--- John F. Kennedy
The older I get, the more I believe that we can't let others dictate our choices in life. I recently overheard two women speaking disparagingly about an author that I look forward to reading. They felt that his writing "verges on pornographic" while I find it well within my standards of good writing. There are, in fact, virtually no sex scenes in his books, and I realized that it was his liberal use of four letter words that offends them. It is his right to use as many of these words as he pleases, just as it is within their rights to pass up reading his books. That is what makes America great.
J.F.K. realized the importance of individual rights in the 1960's and did his best to give every person the ability to live by his/her own standards. As the years marched on, our politicians continued to fight for those individual rights. The Civil Rights Act that Lyndon Johnson pushed through was groundbreaking, and outlawed discrimination based on race, color, religion, sex or national origin. During his inaugural speech, Jimmy Carter said..."Our commitment of human rights must be absolute, our laws fair, our natural beauty preserved; the powerful must not persecute the weak, and human dignity must be enhanced.

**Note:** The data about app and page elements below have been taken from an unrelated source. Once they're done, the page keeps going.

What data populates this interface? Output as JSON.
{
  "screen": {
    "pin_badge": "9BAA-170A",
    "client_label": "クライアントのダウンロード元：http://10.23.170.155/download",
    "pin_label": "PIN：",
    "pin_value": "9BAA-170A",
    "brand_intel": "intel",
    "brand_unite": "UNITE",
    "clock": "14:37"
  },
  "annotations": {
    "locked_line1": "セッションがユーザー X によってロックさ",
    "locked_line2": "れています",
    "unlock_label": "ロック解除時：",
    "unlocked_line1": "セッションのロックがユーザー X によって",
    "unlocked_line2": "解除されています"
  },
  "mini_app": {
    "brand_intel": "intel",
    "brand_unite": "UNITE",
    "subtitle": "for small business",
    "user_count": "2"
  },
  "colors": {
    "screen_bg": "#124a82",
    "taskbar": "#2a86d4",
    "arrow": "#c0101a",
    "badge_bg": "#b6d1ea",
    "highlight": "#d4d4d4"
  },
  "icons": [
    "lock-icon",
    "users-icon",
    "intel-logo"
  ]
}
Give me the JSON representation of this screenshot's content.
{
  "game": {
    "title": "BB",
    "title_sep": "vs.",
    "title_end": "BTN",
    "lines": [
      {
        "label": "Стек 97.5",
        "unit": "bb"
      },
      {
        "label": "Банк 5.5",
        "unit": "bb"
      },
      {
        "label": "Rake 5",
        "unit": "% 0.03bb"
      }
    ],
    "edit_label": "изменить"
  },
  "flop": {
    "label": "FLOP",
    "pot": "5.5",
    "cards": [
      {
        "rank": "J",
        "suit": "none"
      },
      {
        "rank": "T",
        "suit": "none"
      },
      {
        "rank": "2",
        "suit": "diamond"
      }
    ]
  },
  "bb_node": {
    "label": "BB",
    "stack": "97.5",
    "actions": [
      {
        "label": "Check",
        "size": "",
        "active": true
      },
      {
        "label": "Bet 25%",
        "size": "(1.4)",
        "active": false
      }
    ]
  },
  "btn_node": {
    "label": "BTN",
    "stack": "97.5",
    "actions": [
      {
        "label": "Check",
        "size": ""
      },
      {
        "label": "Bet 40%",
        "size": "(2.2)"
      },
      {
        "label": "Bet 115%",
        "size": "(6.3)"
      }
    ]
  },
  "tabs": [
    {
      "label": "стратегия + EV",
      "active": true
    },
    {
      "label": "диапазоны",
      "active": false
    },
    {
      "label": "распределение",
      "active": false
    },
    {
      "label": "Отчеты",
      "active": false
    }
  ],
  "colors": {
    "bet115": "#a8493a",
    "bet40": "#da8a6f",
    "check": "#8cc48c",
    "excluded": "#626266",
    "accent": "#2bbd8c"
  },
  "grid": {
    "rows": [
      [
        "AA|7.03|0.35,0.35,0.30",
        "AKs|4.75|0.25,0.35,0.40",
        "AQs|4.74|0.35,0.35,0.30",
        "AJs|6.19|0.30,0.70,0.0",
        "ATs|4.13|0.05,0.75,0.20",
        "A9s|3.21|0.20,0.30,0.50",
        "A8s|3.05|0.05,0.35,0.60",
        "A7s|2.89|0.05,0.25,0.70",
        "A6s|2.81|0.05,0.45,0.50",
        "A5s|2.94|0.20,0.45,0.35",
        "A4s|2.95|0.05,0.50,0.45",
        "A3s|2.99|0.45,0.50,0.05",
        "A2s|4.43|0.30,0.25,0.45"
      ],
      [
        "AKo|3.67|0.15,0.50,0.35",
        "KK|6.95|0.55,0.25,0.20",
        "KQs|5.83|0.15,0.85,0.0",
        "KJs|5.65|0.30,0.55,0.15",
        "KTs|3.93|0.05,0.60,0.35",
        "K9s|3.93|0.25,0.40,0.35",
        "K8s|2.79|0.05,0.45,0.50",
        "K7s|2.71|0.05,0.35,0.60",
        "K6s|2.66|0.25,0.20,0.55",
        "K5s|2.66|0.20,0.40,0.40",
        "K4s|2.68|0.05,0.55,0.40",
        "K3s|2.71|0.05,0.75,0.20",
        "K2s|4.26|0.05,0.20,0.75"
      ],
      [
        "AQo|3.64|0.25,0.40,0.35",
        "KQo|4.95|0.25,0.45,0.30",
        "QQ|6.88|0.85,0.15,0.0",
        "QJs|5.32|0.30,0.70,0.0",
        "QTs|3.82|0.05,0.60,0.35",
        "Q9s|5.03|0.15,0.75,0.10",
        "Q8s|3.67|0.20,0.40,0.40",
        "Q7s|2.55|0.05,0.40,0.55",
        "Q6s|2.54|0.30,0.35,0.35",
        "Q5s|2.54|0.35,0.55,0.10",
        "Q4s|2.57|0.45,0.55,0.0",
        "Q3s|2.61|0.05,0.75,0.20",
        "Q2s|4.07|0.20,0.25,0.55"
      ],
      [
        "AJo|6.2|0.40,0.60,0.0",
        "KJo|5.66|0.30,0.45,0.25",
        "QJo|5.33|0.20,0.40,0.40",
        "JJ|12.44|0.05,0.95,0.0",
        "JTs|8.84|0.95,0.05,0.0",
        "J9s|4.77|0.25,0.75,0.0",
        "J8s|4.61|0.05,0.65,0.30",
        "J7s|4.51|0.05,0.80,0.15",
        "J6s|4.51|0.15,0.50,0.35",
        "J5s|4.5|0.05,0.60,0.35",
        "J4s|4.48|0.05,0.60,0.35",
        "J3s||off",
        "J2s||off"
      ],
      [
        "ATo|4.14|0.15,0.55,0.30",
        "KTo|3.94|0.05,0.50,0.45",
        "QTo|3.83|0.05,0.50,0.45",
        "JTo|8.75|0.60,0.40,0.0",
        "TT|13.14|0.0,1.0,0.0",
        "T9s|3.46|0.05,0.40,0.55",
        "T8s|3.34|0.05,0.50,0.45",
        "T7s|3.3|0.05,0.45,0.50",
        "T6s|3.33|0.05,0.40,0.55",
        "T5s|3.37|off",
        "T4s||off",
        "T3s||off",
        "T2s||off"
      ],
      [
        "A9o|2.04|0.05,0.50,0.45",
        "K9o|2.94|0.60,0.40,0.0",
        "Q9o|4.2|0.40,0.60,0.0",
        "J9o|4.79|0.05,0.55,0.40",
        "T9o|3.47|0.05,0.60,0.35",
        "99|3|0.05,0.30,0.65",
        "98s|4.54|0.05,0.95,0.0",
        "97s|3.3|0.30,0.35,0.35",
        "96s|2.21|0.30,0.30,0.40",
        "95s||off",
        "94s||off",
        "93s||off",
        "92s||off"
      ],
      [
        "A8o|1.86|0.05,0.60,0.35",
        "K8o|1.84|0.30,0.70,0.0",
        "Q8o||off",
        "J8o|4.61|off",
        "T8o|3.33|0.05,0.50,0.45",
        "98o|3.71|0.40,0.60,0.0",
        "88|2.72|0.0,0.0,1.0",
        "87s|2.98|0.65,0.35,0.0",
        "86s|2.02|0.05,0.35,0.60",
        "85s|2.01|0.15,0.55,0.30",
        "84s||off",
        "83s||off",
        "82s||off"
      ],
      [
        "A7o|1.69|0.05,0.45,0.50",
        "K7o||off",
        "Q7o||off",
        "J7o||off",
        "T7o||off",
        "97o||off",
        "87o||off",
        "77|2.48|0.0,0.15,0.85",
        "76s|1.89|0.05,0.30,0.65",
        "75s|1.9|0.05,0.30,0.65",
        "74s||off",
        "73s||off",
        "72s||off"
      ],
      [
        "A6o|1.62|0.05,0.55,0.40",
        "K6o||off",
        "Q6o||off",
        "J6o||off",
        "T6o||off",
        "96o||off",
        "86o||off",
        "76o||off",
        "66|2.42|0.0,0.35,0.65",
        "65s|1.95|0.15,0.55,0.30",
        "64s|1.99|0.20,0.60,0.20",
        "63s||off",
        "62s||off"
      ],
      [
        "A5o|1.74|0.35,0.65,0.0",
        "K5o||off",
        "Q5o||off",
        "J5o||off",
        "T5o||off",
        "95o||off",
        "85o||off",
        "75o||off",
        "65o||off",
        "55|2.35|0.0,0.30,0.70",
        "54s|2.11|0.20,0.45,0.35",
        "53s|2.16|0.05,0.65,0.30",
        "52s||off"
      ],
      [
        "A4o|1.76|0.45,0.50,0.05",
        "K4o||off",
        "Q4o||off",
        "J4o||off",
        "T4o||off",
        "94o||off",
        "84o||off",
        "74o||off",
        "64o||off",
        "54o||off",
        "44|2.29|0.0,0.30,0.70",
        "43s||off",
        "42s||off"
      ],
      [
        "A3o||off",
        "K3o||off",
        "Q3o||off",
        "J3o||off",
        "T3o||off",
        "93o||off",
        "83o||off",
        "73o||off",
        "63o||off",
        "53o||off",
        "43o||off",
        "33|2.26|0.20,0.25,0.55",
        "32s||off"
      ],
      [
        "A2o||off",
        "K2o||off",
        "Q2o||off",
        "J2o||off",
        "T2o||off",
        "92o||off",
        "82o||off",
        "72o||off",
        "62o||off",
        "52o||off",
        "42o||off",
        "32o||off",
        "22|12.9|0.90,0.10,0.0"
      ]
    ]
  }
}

George H. W. Bush signed the Americans With Disabilities Act of 1990 into law. Because of his global initiative, Bill Clinton received the Thomas J. Dodd Prize in International Justice and Human Rights. Concerned with misuse of personal information, George W. Bush signed into law the Genetic Information Nondiscrimination Act. President Obama's work on furthering LGBT rights has pushed us to an even better understanding of the constitutional rights promised to "every man, woman and child."
Hopefully our politicians will continue to work towards freedom for everyone, and not allow personal interest groups to take away our choices to better fit their needs. I respect your right not to read certain books, watch certain movies and appreciate certain artistic renderings, and I sincerely hope that you will respect my rights to read, watch and appreciate them all!
Speaking of losing rights, Adolph Hitler was a poster child for those who believe that a select few should rule the world and make the choices. In The Hitler Deception, Allan Leverone postulates a world where perhaps Hitler did not die. Instead, he went into hiding until the time becomes ripe to reemerge as a figurehead for the party he so loved. Possibility? Insanity? Either way, it is an interesting read.
Chloe Kendrick's book, Murder to Go, is a fun read about a young woman who inherits a food truck and all the problems that go with it. Throw in a murdered competitor (come on, there has to be a murdered competitor ) and enjoy a good read.
As always, complete reviews of these books follow this blog.